Bringing Culture to PPCHS: The New JSU and APIA

Marissa Levinson and Rebekah Barrera

   Families gather in the living room, smiling, laughing, and taking pride in their heritage with loved ones at home. Whether it be lighting candles or sharing large, heartfelt meals, a beaming smile can always be found on their faces. This school year, Caitlyn Babyak, Marko Barrera, and Trinity Tang bring their cultures to the students of PPCHS.

   As the founder of the Jewish Student Union, or JSU, senior Caitlyn Babyak anticipates the kick-off of her emerging club. The JSU not only welcomes Jewish students, but also encourages any other peers at Pines Charter to join. Becoming more knowledgeable about the individuals who surround you every day at school is “totally important,” as Caitlyn believes. “It really broadens your horizons and teaches you about the world around you.” Assisting Caitlyn with the club entirely, junior Lauren Castillo feels “it is important to find a community of people who not only relate to you, but also accept you.”

   Taking priority in “[keeping] Judaism alive–” as “it is a fact that the population of the Jewish community has decreased drastically–” Caitlyn looks forward to not only reinforcing the meanings of countless holidays, but also participating in traditions with peers to keep the religion flourishing. In a typical club meeting, Babyak hopes to encapsulate “the story behind” any and all holidays, grasping onto the opportunity to gather, learn, and celebrate. 

   Granted the same exact opportunity, seniors and good friends Trinity Tang and Marko Barrera are bringing the Asian Pacific Islander Association (APIA) to life–after Charter’s three years without a club dedicated to East Asians and Pacific Islanders. “In PPCHS, Asians are a minority,” Trinity voices. “It is very rare to see my culture being appreciated.” With the new school year came new possibilities, and the co-founders intend to leave a lasting mark on PPCHS with this club before heading to college.

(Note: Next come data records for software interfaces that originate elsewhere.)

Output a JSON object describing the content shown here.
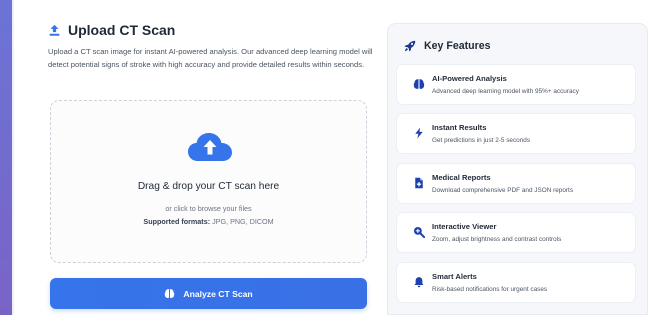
{
  "upload": {
    "title": "Upload CT Scan",
    "title_icon": "upload-icon",
    "description": "Upload a CT scan image for instant AI-powered analysis. Our advanced deep learning model will detect potential signs of stroke with high accuracy and provide detailed results within seconds.",
    "dropzone": {
      "icon": "cloud-upload-icon",
      "title": "Drag & drop your CT scan here",
      "browse_text": "or click to browse your files",
      "formats_label": "Supported formats:",
      "formats_value": "JPG, PNG, DICOM"
    },
    "analyze_button": "Analyze CT Scan",
    "analyze_icon": "brain-icon"
  },
  "features": {
    "title": "Key Features",
    "title_icon": "rocket-icon",
    "items": [
      {
        "icon": "brain-icon",
        "title": "AI-Powered Analysis",
        "desc": "Advanced deep learning model with 95%+ accuracy"
      },
      {
        "icon": "bolt-icon",
        "title": "Instant Results",
        "desc": "Get predictions in just 2-5 seconds"
      },
      {
        "icon": "file-medical-icon",
        "title": "Medical Reports",
        "desc": "Download comprehensive PDF and JSON reports"
      },
      {
        "icon": "search-plus-icon",
        "title": "Interactive Viewer",
        "desc": "Zoom, adjust brightness and contrast controls"
      },
      {
        "icon": "bell-icon",
        "title": "Smart Alerts",
        "desc": "Risk-based notifications for urgent cases"
      }
    ]
  },
  "colors": {
    "accent": "#3574ea",
    "rail": "#6b74d6",
    "text_dark": "#1f2937",
    "panel_bg": "#f5f7fa"
  }
}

   Putting the plan into action, however, couldn’t be done without the APIA sponsor, Mr. Ramphall. When approached with the proposal, he responded with total sympathy, remembering the days “the check box ‘Asian and Pacific Islander’ came to [his] rescue.” The idea of uniting all Asians and their allies truly resonated with Mr. Ramphall, who finds the Sanskrit expression “VasuDeva Kutumbakam” (“The world is one family”) to be a perfect description of the club’s mindset. “The formation of this club gives a chance for the under-represented from my ‘world family’ to have a forum,” he proudly expresses.

   Through discussions and fun traditions, the APIA’s co-founders and sponsor hope to preserve the beautiful culture of the Asian-American Pacific Islander (AAPI) community. Members of the club can expect to try new foods, share about Asian pop culture, and learn about the community’s sociopolitical issues. Ultimately, Trinity wants Charter’s AAPI family to “feel closer to [their] culture[s].” The association’s introductory meeting will be held on Tuesday, September 6, at 2:05 PM in Mr. Ramphall’s classroom.

   The Jewish Student Union and APIA are overall “safe places” for students, as both clubs open their doors to all of PPCHS. While JSU is likely meeting in person monthly, APIA’s agenda is still to be determined. Updates on upcoming events and important dates can be found on @ppchsjsu and @ppchsapia. Be sure to look out for the wider, more diverse community PPCHS is becoming!